What George Forgot
“DISLOYAL, SICKENING AND DESPICABLE DISLOYAL, SICKENING AND DESPICABLE,” wrote Bernard Kerik in an e-mail that he was circulating around this week. Kerik, you may remember, was the former New York City police commissioner who George W. Bush once tried to make chief of Homeland Security. This was during Kerik’s happier, preindictment era.
Kerik’s outrage was directed at Scott McClellan, the former Bush press secretary whose much-discussed memoir, “What Happened,” reveals that the Bush White House put politics ahead of truth and openness with the American people.
I know it’s a shock, but try to be brave.
The administration’s defenders have not really attacked the book’s thesis — really, what could you say? But they’ve been frothing at the mouth over McClellan’s lack of loyalty. “This will stand as the epitome, the ultimate breach of that code of honor,” said Mary Matalin.
We’ve heard a lot about loyalty this year. Remember when Bill Richardson endorsed Barack Obama and James Carville compared Richardson to Judas Iscariot? And the whole Jeremiah Wright drama was mainly about Obama’s coming to grips with the sad fact that presidents do not have the luxury of being loyal to anybody outside of their immediate gene pool.

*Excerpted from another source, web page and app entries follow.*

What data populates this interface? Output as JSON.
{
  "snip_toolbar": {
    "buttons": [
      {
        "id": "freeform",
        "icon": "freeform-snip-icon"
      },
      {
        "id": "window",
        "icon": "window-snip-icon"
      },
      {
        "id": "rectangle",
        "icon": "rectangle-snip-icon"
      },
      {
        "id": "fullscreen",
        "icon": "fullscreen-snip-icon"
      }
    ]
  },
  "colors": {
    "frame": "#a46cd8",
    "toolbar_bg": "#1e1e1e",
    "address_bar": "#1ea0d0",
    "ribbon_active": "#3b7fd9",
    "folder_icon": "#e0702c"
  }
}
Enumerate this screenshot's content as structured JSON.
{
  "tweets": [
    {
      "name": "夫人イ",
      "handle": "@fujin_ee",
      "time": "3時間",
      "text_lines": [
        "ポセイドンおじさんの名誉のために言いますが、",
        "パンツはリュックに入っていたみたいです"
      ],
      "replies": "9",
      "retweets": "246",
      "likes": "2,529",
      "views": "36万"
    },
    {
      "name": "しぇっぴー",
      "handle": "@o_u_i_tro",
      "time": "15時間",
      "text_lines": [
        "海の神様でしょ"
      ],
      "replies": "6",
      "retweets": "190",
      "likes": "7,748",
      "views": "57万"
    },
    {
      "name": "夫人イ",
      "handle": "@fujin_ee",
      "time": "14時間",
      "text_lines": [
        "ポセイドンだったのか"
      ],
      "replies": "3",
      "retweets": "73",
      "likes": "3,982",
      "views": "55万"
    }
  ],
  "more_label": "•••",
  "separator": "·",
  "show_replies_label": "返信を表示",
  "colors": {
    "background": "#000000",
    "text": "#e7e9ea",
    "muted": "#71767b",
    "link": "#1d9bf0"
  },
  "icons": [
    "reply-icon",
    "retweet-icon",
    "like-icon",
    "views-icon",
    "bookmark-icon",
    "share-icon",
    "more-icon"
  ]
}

“Having been through all I have been through in the past four years, disloyalty and betrayal seem more prevalent today than ever before in my lifetime, and that in itself, to me, is sickening,” Kerik wrote in his e-mail, which also suggested that writing unflattering memoirs about working for the president “should be a crime.”
Currently under indictment for multiple counts of fraud, conspiracy and tax evasion, Kerik is not, at this point, a person the administration calls upon when it wants to be defended. But he is a perfect example of what a worthless quality loyalty is in high government officials.
Kerik is stupendously loyal, which is what endeared him to Rudy Giuliani, his great patron. The Bush administration, which also prizes loyalty, shipped him off to Iraq with the critical job of supervising the rebuilding of the Iraqi police. Kerik stayed only three months, during which he devoted himself to giving interviews and being gregarious, the two things he does very well. Management, however, turned out not to be a strong point.
Back home, Bush was embarrassed when Kerik’s Homeland Security nomination immediately ran aground on reports of his ethics issues. His downfall was a terrible blow to Giuliani’s presidential candidacy — although given Rudy’s multitudinous deficiencies as presidential timber, it’s hard to pick the one that made the difference.
Anyway, there’s the loyalty trade-off for you: On the one hand, Kerik did a terrible job in a critical assignment in Iraq, allowed himself to be nominated to a hugely important post for which he was ill qualified and showed a stupendous lack of interest in ethical considerations when he served in New York City.
On the plus side, he will never, ever write a tell-all memoir about any of the great men he has served.
Whoever the next president is, I hope he-she picks incredibly well-qualified people who are strong enough to speak their minds and cynical enough not to assume the chief executive knows what he-she is doing. Loyalty does not tend to be a great virtue in these types, and the goal should be to wring as much accomplishment as possible out of them before the inevitable betrayal.
My favorite moment in “What Happened” was from 1999 when George W. Bush was deeply irritated about questions from the press on his past drug use. “The media won’t let go of these ridiculous cocaine rumors,” the future president said. “You know, the truth is I honestly don’t remember whether I tried it or not.”
“I remember thinking to myself, How can that be? It didn’t make a lot of sense,” McClellan wrote.
While the bracing effects of being pushed out of his job have helped McClellan face reality, clarity might have come earlier if he’d just been more canny about personal relationships. His White House career could have been so different if, when Bush started babbling about W.M.D.’s in Iraq, McClellan reminded himself that this was coming from a guy who couldn’t remember what drugs he had ingested.
Even now, McClellan still appears to have trouble with the critical concept that deeds matter more than words.
“Waging an unnecessary war is a grave mistake,” he writes. “But in reflecting on all that happened during the Bush administration, I’ve come to believe that an even more fundamental mistake was made — a decision to turn away from candor and honesty when those qualities were most needed.”
Personally, I’m a huge fan of candor and honesty. But when it comes to fundamental mistakes, I’ll start with the unnecessary war.